Kate Barnes (k8cre8) wrote in 1word1day,
Kate Barnes
k8cre8
1word1day

lepusphobia

Today is the 15th anniversary of the premiere of Buffy: The Vampire Slayer, one of the best shows to ever appear on television. If you're rolling your eyes, you probably never watched it. Even T.V.  Guide lists it as one of the top 50 shows ever. This story is something of a tribute.


The Department of Homeland Security has been working to identify potential threats to the welfare of the country. In addition to fostering paranoia, invading privacy and redefining the status of individuals to facilitate lengthy incarcerations, the department is cracking down on potential threats previously deemed inconsequential.

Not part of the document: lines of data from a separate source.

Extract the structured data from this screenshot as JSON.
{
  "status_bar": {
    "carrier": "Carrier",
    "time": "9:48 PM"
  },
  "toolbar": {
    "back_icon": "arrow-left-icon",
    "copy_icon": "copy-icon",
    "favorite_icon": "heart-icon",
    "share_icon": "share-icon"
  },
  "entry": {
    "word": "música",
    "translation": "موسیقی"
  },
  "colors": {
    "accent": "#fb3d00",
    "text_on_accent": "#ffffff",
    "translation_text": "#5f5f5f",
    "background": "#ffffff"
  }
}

The re-categorization of things previously deemed insignificant as threats to national security has noticeably increased the rates of phobias once regarded as obscure. Most curious is the reported increase in lepusphobia, which grew an astonishing 173%.

Dr. A. Overheiser, a noted behavior modification specialist with expertise in unusual phobias, has attributed this growth, in part, to the unusual intersection of what sufferers describe as the “current climate of fear” in conjunction with the changing perception that truly dangerous threats are disguised as the most humble and innocent of creatures. One patient, who identified herself as Christina Emanuella Jenkins, said “Bunnies aren’t just cute like everybody supposes.”

While Dr. Overheiser is quick to point out that phobias are by definition “inexplicable, illogical and exaggerated fears,” only a handful of lepusphobes were known to exist until a few years ago. “I am at a loss to explain why this particular phobia has seen such growth. It’s quite mystifying.”

Although Dr. Overheiser is uncertain of the origins of this fear, noted biology expert Daniel Osbourne further commented that “they might not look it, but bunnies can really take care of themselves.”


lepusphobia / LEP – uhs – FOEB – ee – ah / noun. Latin. fear of rabbits.

"Lepus" of course is the Latin form of "rabbit" and phobia, is well known. This follows along the line of the other Latin imports we use for animal characteristics, such as "equine" for horses, and "vulpine" for foxes, and "porcine" for pigs.  

Tags: l, latin, noun, theme: stories
Subscribe

  • Wednesday Word: Sfumato

    Sfumato - noun. Sfumato is an art term that describes a painting technique where the edges are blurred and blended, leaving a super soft…

  • Saturday Word: Zarf

    Howdy friends, I'm still here! I'm barrelling towards the end of the semester and haven't had a few minutes to sit down and queue up entries. Zarf…

  • Tuesday word: Decry

    Tuesday, Mar. 30, 2021 Decry (verb) decry [ dih-krahy ] verb (used with object) 1. to speak disparagingly of; denounce as faulty or worthless;…

  • Post a new comment

    Error

    Comments allowed for members only

    Anonymous comments are disabled in this journal

    default userpic

    Your reply will be screened

    Your IP address will be recorded 

  • 2 comments